Conclusions

Psychonephrology can be practiced by all health care professionals involved in RRT and is a growing area that is expected to see increased growth in future. Further development of psychonephrology in Japan will help to maintain higher levels of QOL in CKD patients and provide relief for their psychological issues.

Abbreviations

AD: 

Advance directives

CKD: 

Chronic kidney disease

JSDT: 

Japanese Society for Dialysis Therapy

JSPN: 

Japanese Society for Psychonephrology

MHLW: 

Ministry of Health, Labour and Welfare

PEACE Project: 

Palliative care Emphasis program on symptom management and Assessment for Continuous medical Education Project

POLST: 

Physical Orders for Life Sustaining Treatment

RRT: 

Renal replacement therapy

QOL: 

Quality of life

Declarations

Acknowledgements

The authors would like to thank Dr. Atsuko Koyama who introduced me the world of psychonephrology.

Funding

None.

Availability of data and materials

Not applicable.

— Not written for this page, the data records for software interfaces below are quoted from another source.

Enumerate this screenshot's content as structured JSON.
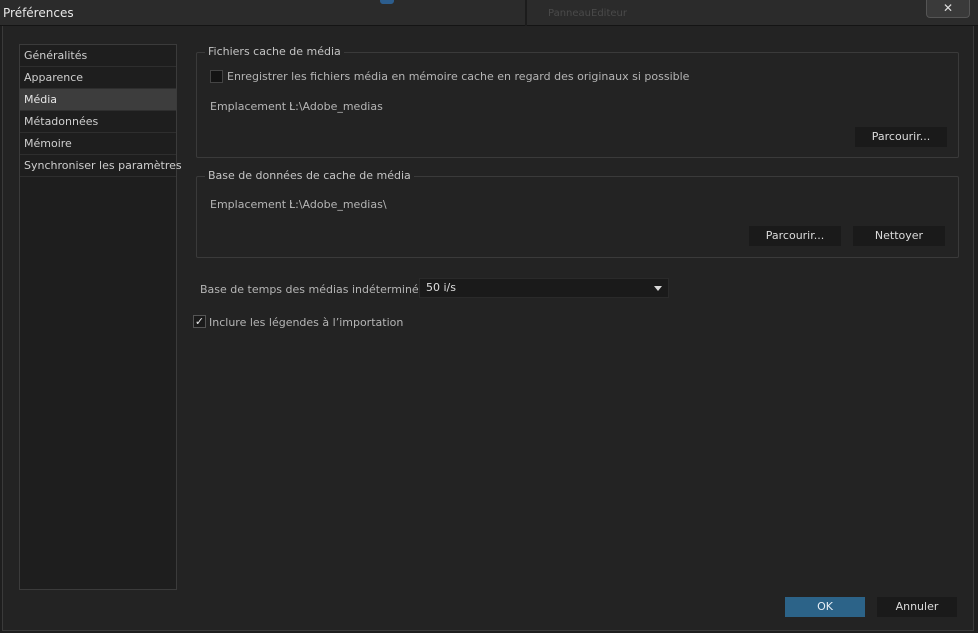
{
  "window": {
    "title": "Préférences",
    "close_glyph": "✕",
    "background_app_label": "PanneauEditeur"
  },
  "sidebar": {
    "items": [
      {
        "label": "Généralités",
        "active": false
      },
      {
        "label": "Apparence",
        "active": false
      },
      {
        "label": "Média",
        "active": true
      },
      {
        "label": "Métadonnées",
        "active": false
      },
      {
        "label": "Mémoire",
        "active": false
      },
      {
        "label": "Synchroniser les paramètres",
        "active": false
      }
    ]
  },
  "media_cache_files": {
    "legend": "Fichiers cache de média",
    "checkbox_label": "Enregistrer les fichiers média en mémoire cache en regard des originaux si possible",
    "checkbox_checked": false,
    "location_label": "Emplacement :",
    "location_value": "L:\\Adobe_medias",
    "browse_label": "Parcourir..."
  },
  "media_cache_db": {
    "legend": "Base de données de cache de média",
    "location_label": "Emplacement :",
    "location_value": "L:\\Adobe_medias\\",
    "browse_label": "Parcourir...",
    "clean_label": "Nettoyer"
  },
  "timebase": {
    "label": "Base de temps des médias indéterminée :",
    "value": "50 i/s"
  },
  "include_captions": {
    "label": "Inclure les légendes à l’importation",
    "checked": true,
    "check_glyph": "✓"
  },
  "footer": {
    "ok_label": "OK",
    "cancel_label": "Annuler"
  },
  "colors": {
    "accent": "#2c6388",
    "panel_bg": "#232323",
    "sidebar_active": "#3d3d3d"
  }
}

Competing interests

The authors declare that they have no competing interests.

Consent for publication

Not applicable.

Ethics approval and consent to participate

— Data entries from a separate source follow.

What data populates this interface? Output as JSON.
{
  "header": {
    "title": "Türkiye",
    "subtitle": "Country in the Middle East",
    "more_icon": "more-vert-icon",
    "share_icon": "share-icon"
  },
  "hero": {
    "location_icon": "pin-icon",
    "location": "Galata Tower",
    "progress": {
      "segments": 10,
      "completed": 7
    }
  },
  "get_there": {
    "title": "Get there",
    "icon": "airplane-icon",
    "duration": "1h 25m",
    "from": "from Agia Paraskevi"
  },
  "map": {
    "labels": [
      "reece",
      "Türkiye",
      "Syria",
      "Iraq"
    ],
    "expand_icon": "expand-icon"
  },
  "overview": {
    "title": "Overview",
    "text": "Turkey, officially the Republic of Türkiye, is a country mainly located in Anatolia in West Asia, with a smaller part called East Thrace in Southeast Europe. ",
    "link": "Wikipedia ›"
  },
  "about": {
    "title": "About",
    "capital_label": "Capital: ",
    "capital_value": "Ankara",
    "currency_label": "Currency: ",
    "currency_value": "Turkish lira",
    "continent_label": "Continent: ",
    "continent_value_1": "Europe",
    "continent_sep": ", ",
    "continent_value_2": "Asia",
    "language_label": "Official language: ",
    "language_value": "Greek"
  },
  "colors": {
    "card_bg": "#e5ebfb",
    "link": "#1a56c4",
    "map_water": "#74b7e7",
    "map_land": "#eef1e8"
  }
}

Not applicable.

Publisher’s Note

Springer Nature remains neutral with regard to jurisdictional claims in published maps and institutional affiliations.

Open AccessThis article is distributed under the terms of the Creative Commons Attribution 4.0 International License (http://creativecommons.org/licenses/by/4.0/), which permits unrestricted use, distribution, and reproduction in any medium, provided you give appropriate credit to the original author(s) and the source, provide a link to the Creative Commons license, and indicate if changes were made. The Creative Commons Public Domain Dedication waiver (http://creativecommons.org/publicdomain/zero/1.0/) applies to the data made available in this article, unless otherwise stated.

Authors’ Affiliations

(1)

References

  1. Levy NB. What is psychonephrology? J Nephrol. 2008;21:S51–3.PubMedGoogle Scholar
  2. Levy NB, editor. Psychonephrology 1. Boston: Springer US; 1981.Google Scholar
  3. The Japanese Society for Psychonephrology. http://www.jspn-ndt.com. Accessed 15 Sept 2016.
  4. Japanese Society of Psychosomatic Medicine (JSPM). http://www.shinshin-igaku.com/index.html. Accessed 15 Sept 2016.
  5. Kübler-Ross E. On death and dying. New York: Routledge; 1969.Google Scholar
  6. Richmond C. Dame Cicely Saunders. BMJ Br Med J. 2005;331:238.View ArticleGoogle Scholar
  7. Murtagh FE, Addington-Hall J, Higginson IJ. The prevalence of symptoms in end-stage renal disease: a systematic review. Adv Chronic Kidney Dis. 2007;14:82–99.View ArticlePubMedGoogle Scholar
  8. Cukor D, Coplan J, Brown C, Friedman S, Newville H, Safier M, et al. Anxiety disorders in adults treated by hemodialysis: a single-center study. Am J Kidney Dis. 2008;52:128–36.View ArticlePubMedGoogle Scholar
  9. Hedayati SS, Finkelstein FO. Epidemiology, diagnosis, and management of depression in patients with CKD. Am J Kidney Dis. 2009;54:741–52.View ArticlePubMedPubMed CentralGoogle Scholar
  10. Watanabe Y, Hirakata H, Okada K, Yamamoto H, Tsuruya K, Sakai K, et al. Proposal for the shared decision-making process regarding initiation and continuation of maintenance hemodialysis. Ther Apher Dial. 2015;19:108–17.View ArticlePubMedGoogle Scholar
  11. Kidney Disease Therapy Society. http://www.geocities.jp/chronickidneydisease/paper.html. Accessed 15 Sept 2016.
  12. Japan Association for Clinical Ethics. http://www.j-ethics.jp/workinggroup.htm. Accessed 15 Sept 2016.
  13. PEACE PROJECT. http://www.jspm-peace.jp. Accessed 15 Sept 2016.
  14. Elwyn G, Frosch D, Thomson R, Joseph-Williams N, Lloyd A, Kinnersley P, et al. Shared decision making: a model for clinical practice. J Gen Intern Med. 2012;27:1361–7.View ArticlePubMedPubMed CentralGoogle Scholar
  15. Schell JO, Green JA, Tulsky JA, Arnold RM. Communication skills training for dialysis decision-making and end-of-life care in nephrology. Clin J Am Soc Nephrol. 2013;8:675–80.View ArticlePubMedGoogle Scholar

Copyright

© The Author(s) 2017